with in terms of computer programming. A separate program (or programming object) is used to pick out key words and identify questions versus
statements based on the string. This is used to develop a criteria for the response and initiate separate objects to fulfill those criteria and
process them for final assembly into a coherent string.
The computational model for this is simple and has been around for decades. We've merely lacked the processing capacity to make it a reality. A lot
of instructions per second have to be going on under the hood for those kinds of things to be done - particularly in accurately analyzing vocal
patterns (Dragon sacrifices accuracy for practicality - this computer can aim for accuracy and eat up all kinds of clock cycles analyzing vocal
patterns ten ways to Sunday).
It also does not recognize when you are trying to be funny or witty or sarcastic, but Watson does. This is what "natural speech" means.
It's programmed with the concepts of humor and sarcasm already, because humans understand it to exist. It accounts for sarcasm, but it doesn't
understand sarcasm anymore than it understands a conversation about theology.
Also, there is not a database with a bunch of questions and answers that it looks up, that would be ridiculous to call such a thing AI at all, and
that is not what Watson does.
And, yet, that is exactly what it is. Every word is programmed and/or processed for some kind of mathematical and/or logical equivalence. You don't
need a database with questions and answers - but you do need a database of words, just as you had to learn your vocabulary. It still has to have a
source for its answers, just as you do. It's source is either a pre-formed database or the internet. It can't pull the answers to factual
questions out of thin air anymore than you can.
You're fascinated because it doesn't behave like a computer your recognize. I'm unimpressed because it's nothing new. We just have the ability
to do it on a practical scale, and a group decided to invest time into doing it.
It is meant to be a more "human" version of the chess playing Big Blue.
And, yet, Big Blue was not intelligent. Sure - it beat a chess champion, but that's like trying to say a rock is smart because it beat you at a
Chess has a limited number of possible states. Using the existing state and the rule-sets, all possible states over the next five to ten moves can be

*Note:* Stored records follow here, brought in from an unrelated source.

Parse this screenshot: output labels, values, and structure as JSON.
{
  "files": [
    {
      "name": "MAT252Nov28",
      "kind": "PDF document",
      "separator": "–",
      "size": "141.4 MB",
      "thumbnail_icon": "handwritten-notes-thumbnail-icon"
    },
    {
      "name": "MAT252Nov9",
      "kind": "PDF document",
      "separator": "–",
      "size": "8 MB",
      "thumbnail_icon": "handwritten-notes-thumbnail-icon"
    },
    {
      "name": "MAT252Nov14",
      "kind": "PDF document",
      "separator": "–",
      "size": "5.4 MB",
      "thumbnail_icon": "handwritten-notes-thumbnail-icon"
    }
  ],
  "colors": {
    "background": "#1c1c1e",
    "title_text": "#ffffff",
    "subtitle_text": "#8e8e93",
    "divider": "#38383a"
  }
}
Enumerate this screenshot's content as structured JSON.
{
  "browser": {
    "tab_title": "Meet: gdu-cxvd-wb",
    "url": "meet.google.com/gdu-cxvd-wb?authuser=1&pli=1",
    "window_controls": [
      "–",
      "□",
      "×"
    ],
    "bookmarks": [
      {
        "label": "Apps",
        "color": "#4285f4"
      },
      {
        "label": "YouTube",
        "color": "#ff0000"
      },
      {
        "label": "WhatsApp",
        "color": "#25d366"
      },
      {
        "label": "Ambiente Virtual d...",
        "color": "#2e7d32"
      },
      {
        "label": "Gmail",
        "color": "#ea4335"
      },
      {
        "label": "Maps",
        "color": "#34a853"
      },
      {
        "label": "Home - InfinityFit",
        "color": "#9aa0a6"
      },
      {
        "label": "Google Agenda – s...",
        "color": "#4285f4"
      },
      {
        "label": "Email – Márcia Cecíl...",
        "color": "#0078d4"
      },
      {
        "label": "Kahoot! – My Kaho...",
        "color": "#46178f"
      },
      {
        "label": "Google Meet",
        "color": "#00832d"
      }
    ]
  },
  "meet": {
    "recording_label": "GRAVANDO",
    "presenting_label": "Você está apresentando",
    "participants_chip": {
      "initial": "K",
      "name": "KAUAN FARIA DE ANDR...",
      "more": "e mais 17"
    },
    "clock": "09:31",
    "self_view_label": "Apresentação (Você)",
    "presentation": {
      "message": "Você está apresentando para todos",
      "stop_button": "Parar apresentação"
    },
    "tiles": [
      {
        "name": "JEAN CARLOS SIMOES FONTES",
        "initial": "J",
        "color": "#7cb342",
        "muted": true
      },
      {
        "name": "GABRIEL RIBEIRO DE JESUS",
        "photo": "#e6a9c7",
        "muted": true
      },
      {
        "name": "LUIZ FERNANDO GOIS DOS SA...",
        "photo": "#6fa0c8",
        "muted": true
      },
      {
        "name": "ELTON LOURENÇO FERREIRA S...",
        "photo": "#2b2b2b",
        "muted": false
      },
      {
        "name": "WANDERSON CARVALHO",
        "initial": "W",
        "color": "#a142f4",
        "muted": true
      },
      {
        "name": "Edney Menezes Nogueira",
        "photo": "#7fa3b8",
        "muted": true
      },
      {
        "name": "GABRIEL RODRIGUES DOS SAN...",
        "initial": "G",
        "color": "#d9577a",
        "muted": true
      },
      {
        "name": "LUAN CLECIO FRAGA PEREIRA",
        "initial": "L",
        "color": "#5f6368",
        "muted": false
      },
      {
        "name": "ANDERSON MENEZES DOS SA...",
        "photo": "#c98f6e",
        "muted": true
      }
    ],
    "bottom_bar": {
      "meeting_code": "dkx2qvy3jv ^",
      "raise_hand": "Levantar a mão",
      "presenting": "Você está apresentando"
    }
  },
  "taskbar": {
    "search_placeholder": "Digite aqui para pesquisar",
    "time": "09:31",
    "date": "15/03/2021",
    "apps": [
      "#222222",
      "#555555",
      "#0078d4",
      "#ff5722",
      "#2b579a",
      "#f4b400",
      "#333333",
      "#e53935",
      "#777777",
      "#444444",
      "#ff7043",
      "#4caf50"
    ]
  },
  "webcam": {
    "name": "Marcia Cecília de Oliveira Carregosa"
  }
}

calculated - with 'supercomputers' - hundreds of moves ahead can be calculated with thousands of potential states with favorable states and
evolutions selected that increase the probability that favorable states will occur on behalf of the human player.
It's, conceptually, very simple - just very computationally intensive. And it's nearly impossible for a human being to compete - it's impossible
to trick, and assigns no value to any piece, just values the state of the board.
The closest things to intelligent computers have not seen much publicity. I forget the name - but there's a computer capable of 'learning' and
forming basic assumptions through interacting with objects and observing their behavior. That is far closer to 'intelligence' than anything that
has been done so far. It's rather limited stuff - such as 'understanding' the behavior of a toy car, stacking boxes, etc.
It's just not got the same splash - big deal, a computer can push a toy car around and figure out that it can only move 'forward' and 'backward'
(well, easily). However, it's a massive deal - for a computer to actually 'understand' something to the point it can formulate its own solutions
to problems. Simple problems - but it does things without being programmed specifically for the task.
This type of stuff gets attention because it's stuff we can read into. Big Blue beats a chess player and we suddenly think computers can think and
formulate strategies (because Chess is attributed to an intellectual game). This thing can compete at Jeopardy and people suddenly think computers
can converse with us. In each of those cases, we are reading into the actions of a computer and personifying it - something we are great at.
However, the operations behind them are incredibly simple, and not at all a reflection of intelligent behavior.